OP economists predict that the increase in Covid infections will weaken Finland’s economic development only temporarily, in the first half of this year. The economic recovery will then continue towards the end of 2022 and even faster than previously forecast.
"Time and time again, each wave of coronavirus infections has had less and less of an impact on the economy. Once again, it is likely that the Omicron wave will slow economic growth rather than change the overall picture of the economy." says the OP Bank Group’s chief economist Reijo Heiskanen in a press release.
The Group’s forecast predicts that economic growth will continue to improve in the second half of this year until 2023, with GDP expected to grow by 1.7 per cent next year instead of the 1.4 per cent previously forecast.
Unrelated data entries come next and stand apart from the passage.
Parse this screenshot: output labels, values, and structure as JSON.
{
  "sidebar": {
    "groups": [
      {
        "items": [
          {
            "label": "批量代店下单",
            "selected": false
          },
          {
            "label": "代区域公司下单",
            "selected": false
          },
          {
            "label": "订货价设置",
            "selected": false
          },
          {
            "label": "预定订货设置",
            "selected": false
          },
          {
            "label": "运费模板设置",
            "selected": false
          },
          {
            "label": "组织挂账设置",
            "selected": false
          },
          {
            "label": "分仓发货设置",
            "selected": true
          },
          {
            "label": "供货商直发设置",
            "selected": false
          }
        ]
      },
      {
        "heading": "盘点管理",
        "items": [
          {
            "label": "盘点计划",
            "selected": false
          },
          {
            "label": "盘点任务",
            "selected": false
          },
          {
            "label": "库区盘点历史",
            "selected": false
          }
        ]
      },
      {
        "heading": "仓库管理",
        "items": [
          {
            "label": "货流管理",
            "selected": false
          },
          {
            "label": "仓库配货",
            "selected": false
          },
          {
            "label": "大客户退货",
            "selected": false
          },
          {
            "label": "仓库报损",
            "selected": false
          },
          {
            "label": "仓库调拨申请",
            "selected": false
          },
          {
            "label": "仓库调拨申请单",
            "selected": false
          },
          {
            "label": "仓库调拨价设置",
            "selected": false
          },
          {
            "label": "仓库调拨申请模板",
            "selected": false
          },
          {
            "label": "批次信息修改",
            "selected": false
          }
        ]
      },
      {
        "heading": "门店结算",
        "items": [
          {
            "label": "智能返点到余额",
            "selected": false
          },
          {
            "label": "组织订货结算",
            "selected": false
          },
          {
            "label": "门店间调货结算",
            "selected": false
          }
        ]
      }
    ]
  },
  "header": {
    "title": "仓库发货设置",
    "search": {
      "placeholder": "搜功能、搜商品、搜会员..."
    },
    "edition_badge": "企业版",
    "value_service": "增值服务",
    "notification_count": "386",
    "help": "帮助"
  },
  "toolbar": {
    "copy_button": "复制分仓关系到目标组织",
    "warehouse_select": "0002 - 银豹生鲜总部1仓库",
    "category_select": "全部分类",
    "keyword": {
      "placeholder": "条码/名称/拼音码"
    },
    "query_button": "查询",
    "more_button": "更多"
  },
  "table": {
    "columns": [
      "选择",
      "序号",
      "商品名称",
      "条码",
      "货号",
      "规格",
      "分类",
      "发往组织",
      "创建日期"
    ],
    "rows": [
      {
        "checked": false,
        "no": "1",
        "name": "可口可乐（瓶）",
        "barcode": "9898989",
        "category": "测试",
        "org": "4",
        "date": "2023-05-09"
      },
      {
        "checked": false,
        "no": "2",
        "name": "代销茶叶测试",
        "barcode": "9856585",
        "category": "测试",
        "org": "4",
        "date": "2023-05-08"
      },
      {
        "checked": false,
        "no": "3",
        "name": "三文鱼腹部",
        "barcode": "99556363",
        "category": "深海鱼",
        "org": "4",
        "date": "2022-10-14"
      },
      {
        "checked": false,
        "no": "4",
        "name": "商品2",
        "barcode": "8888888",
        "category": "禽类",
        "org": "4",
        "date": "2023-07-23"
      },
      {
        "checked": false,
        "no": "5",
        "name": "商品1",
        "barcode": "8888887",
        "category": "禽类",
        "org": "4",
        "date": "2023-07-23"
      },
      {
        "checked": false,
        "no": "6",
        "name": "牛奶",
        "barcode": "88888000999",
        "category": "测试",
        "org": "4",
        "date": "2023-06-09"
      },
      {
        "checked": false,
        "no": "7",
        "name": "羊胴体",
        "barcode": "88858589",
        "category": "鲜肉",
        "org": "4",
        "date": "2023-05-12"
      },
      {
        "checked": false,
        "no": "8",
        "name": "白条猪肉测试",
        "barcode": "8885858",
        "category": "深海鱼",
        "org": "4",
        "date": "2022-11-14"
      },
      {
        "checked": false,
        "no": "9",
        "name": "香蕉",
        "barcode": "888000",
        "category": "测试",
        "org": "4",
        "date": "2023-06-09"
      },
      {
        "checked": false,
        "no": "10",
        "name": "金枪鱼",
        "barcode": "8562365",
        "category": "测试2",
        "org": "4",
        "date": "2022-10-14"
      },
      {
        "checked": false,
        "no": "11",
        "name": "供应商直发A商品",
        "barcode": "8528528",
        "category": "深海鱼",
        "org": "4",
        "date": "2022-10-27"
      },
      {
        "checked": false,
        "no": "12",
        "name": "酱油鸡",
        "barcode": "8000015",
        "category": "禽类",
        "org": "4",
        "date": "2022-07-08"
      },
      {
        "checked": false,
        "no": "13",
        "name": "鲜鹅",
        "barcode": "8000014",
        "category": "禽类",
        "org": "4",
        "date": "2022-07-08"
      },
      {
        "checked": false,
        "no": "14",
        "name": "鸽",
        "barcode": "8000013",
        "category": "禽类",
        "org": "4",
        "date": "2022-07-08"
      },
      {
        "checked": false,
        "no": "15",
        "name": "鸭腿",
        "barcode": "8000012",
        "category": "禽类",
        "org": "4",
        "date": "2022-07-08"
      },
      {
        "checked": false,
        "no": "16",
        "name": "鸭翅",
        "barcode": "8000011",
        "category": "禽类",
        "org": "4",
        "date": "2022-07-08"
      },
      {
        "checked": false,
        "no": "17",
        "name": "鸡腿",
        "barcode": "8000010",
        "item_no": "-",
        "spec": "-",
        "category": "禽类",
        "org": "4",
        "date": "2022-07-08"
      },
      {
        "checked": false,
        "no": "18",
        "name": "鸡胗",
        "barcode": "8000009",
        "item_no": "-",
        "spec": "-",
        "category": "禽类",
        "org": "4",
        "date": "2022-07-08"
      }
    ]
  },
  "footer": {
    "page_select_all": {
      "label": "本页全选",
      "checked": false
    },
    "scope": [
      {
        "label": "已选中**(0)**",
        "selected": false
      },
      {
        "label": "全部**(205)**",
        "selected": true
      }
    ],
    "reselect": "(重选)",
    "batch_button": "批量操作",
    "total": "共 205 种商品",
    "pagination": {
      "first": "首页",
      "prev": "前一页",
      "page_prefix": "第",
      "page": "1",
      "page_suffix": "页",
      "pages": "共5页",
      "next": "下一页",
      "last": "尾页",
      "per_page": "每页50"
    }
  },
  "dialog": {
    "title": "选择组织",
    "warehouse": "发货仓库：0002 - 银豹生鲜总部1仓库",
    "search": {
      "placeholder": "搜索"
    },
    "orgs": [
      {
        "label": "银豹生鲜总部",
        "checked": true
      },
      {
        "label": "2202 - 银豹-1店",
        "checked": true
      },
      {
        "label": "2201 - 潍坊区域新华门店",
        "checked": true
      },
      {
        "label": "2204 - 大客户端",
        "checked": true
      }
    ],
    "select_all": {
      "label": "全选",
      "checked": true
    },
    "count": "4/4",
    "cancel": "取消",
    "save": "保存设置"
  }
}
"There is an exceptional inconsistency in the economy. The general climate is full of uncertainty and some companies are suffering a lot from the Covid pandemic, but according to all measures of the overall economy, between 2022 and 2023 we will be experiencing the strongest upturn since the late 1980s." Heiskanen wrote.
Employment is projected to improve further, with the unemployment rate falling to 6.3% in 2023, the lowest level since 1990.
Economic indicators remain positive
Although the worsening pandemic situation and the rapid rise in infections are once again hitting the economy, overall economic indicators have remained broadly positive, according to OP.
"Much of the economy is still recovering from the downturn in the services sector caused by the Covid pandemic. However, it is gratifying to see that industrial investment in growth is accelerating. It can also improve long-term growth prospects," Heiskanen added.
According to OP’s forecast, the growth of the Finnish economy will be broad this year and in 2023, and exports, investment and private consumption are expected to continue to grow.
Inflation is expected to slow down during 2022
OP also forecasts that the record high inflation in the euro area will slow down this year, but will remain higher than in the years before the pandemic.
Although inflation accelerated sharply at the end of last year, mainly due to higher energy prices, the rise in consumer prices in Finland at the end of 2021 was one of the lowest in the euro area.
OP’s economists forecast that inflation in Finland will average 2.7 per cent this year and will slow to just under 2 per cent in 2023.
Source: The Nordic Page